● **Your objective**
Each record below needs to be written out exactly as it reads.

● **Data for processing**
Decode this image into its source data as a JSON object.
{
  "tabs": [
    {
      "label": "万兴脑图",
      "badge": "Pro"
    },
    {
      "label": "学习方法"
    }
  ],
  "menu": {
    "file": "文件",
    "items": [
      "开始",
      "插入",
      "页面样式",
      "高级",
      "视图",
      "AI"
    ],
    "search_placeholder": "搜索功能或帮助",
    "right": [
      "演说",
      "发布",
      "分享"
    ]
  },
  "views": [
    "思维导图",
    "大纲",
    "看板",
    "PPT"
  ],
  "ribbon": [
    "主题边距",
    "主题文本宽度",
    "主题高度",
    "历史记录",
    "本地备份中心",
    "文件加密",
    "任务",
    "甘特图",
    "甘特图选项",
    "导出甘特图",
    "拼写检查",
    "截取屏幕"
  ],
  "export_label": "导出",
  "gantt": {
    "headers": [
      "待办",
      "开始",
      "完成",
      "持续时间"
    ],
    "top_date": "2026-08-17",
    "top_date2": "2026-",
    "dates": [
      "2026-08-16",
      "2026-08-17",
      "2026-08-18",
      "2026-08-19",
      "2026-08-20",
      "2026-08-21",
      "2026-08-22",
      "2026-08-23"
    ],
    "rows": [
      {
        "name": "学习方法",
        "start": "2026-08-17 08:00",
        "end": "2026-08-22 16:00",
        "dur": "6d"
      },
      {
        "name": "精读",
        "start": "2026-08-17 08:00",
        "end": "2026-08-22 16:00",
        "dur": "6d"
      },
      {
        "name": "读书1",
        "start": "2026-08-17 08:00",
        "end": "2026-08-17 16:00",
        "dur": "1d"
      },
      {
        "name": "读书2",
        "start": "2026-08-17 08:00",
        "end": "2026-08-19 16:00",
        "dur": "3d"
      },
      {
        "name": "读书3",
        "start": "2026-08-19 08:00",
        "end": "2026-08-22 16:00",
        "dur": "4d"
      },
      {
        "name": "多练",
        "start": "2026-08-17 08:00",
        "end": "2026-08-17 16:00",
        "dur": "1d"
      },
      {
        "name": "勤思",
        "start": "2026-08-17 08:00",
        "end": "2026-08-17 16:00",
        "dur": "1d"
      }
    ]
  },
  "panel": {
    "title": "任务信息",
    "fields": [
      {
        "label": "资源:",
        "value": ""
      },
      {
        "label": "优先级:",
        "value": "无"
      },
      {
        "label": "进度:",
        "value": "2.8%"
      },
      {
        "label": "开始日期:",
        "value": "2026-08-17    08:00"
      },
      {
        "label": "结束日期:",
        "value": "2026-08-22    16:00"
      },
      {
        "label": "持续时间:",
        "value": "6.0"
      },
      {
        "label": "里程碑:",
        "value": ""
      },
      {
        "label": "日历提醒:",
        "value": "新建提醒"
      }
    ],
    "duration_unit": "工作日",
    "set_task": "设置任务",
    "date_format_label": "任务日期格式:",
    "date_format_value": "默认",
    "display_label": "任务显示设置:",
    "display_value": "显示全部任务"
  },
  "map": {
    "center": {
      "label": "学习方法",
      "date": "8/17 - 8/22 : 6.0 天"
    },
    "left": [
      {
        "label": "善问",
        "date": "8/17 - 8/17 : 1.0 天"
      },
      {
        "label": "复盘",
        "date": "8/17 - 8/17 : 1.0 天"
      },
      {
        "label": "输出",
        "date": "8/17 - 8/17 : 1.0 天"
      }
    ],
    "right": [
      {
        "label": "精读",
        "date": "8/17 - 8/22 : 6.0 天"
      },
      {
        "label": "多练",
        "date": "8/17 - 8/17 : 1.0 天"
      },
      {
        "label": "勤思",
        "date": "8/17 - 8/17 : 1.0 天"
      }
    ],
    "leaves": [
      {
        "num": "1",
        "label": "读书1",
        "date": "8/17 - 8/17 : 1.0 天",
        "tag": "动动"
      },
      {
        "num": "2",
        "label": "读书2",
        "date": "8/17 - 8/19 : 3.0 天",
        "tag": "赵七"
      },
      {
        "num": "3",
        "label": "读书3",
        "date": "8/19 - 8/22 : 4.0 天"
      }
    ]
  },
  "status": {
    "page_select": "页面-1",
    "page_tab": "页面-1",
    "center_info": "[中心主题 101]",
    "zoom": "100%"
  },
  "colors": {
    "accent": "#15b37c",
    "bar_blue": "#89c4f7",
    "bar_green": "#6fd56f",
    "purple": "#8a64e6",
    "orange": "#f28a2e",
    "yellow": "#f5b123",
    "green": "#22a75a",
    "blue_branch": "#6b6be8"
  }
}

● **Solution to the exercise**
Decode this image into its source data as a JSON object.
{
  "tabs": [
    {
      "label": "万兴脑图",
      "badge": "Pro"
    },
    {
      "label": "学习方法"
    }
  ],
  "menu": {
    "file": "文件",
    "items": [
      "开始",
      "插入",
      "页面样式",
      "高级",
      "视图",
      "AI"
    ],
    "search_placeholder": "搜索功能或帮助",
    "right": [
      "演说",
      "发布",
      "分享"
    ]
  },
  "views": [
    "思维导图",
    "大纲",
    "看板",
    "PPT"
  ],
  "ribbon": [
    "主题边距",
    "主题文本宽度",
    "主题高度",
    "历史记录",
    "本地备份中心",
    "文件加密",
    "任务",
    "甘特图",
    "甘特图选项",
    "导出甘特图",
    "拼写检查",
    "截取屏幕"
  ],
  "export_label": "导出",
  "gantt": {
    "headers": [
      "待办",
      "开始",
      "完成",
      "持续时间"
    ],
    "top_date": "2026-08-17",
    "top_date2": "2026-",
    "dates": [
      "2026-08-16",
      "2026-08-17",
      "2026-08-18",
      "2026-08-19",
      "2026-08-20",
      "2026-08-21",
      "2026-08-22",
      "2026-08-23"
    ],
    "rows": [
      {
        "name": "学习方法",
        "start": "2026-08-17 08:00",
        "end": "2026-08-22 16:00",
        "dur": "6d"
      },
      {
        "name": "精读",
        "start": "2026-08-17 08:00",
        "end": "2026-08-22 16:00",
        "dur": "6d"
      },
      {
        "name": "读书1",
        "start": "2026-08-17 08:00",
        "end": "2026-08-17 16:00",
        "dur": "1d"
      },
      {
        "name": "读书2",
        "start": "2026-08-17 08:00",
        "end": "2026-08-19 16:00",
        "dur": "3d"
      },
      {
        "name": "读书3",
        "start": "2026-08-19 08:00",
        "end": "2026-08-22 16:00",
        "dur": "4d"
      },
      {
        "name": "多练",
        "start": "2026-08-17 08:00",
        "end": "2026-08-17 16:00",
        "dur": "1d"
      },
      {
        "name": "勤思",
        "start": "2026-08-17 08:00",
        "end": "2026-08-17 16:00",
        "dur": "1d"
      }
    ]
  },
  "panel": {
    "title": "任务信息",
    "fields": [
      {
        "label": "资源:",
        "value": ""
      },
      {
        "label": "优先级:",
        "value": "无"
      },
      {
        "label": "进度:",
        "value": "2.8%"
      },
      {
        "label": "开始日期:",
        "value": "2026-08-17    08:00"
      },
      {
        "label": "结束日期:",
        "value": "2026-08-22    16:00"
      },
      {
        "label": "持续时间:",
        "value": "6.0"
      },
      {
        "label": "里程碑:",
        "value": ""
      },
      {
        "label": "日历提醒:",
        "value": "新建提醒"
      }
    ],
    "duration_unit": "工作日",
    "set_task": "设置任务",
    "date_format_label": "任务日期格式:",
    "date_format_value": "默认",
    "display_label": "任务显示设置:",
    "display_value": "显示全部任务"
  },
  "map": {
    "center": {
      "label": "学习方法",
      "date": "8/17 - 8/22 : 6.0 天"
    },
    "left": [
      {
        "label": "善问",
        "date": "8/17 - 8/17 : 1.0 天"
      },
      {
        "label": "复盘",
        "date": "8/17 - 8/17 : 1.0 天"
      },
      {
        "label": "输出",
        "date": "8/17 - 8/17 : 1.0 天"
      }
    ],
    "right": [
      {
        "label": "精读",
        "date": "8/17 - 8/22 : 6.0 天"
      },
      {
        "label": "多练",
        "date": "8/17 - 8/17 : 1.0 天"
      },
      {
        "label": "勤思",
        "date": "8/17 - 8/17 : 1.0 天"
      }
    ],
    "leaves": [
      {
        "num": "1",
        "label": "读书1",
        "date": "8/17 - 8/17 : 1.0 天",
        "tag": "动动"
      },
      {
        "num": "2",
        "label": "读书2",
        "date": "8/17 - 8/19 : 3.0 天",
        "tag": "赵七"
      },
      {
        "num": "3",
        "label": "读书3",
        "date": "8/19 - 8/22 : 4.0 天"
      }
    ]
  },
  "status": {
    "page_select": "页面-1",
    "page_tab": "页面-1",
    "center_info": "[中心主题 101]",
    "zoom": "100%"
  },
  "colors": {
    "accent": "#15b37c",
    "bar_blue": "#89c4f7",
    "bar_green": "#6fd56f",
    "purple": "#8a64e6",
    "orange": "#f28a2e",
    "yellow": "#f5b123",
    "green": "#22a75a",
    "blue_branch": "#6b6be8"
  }
}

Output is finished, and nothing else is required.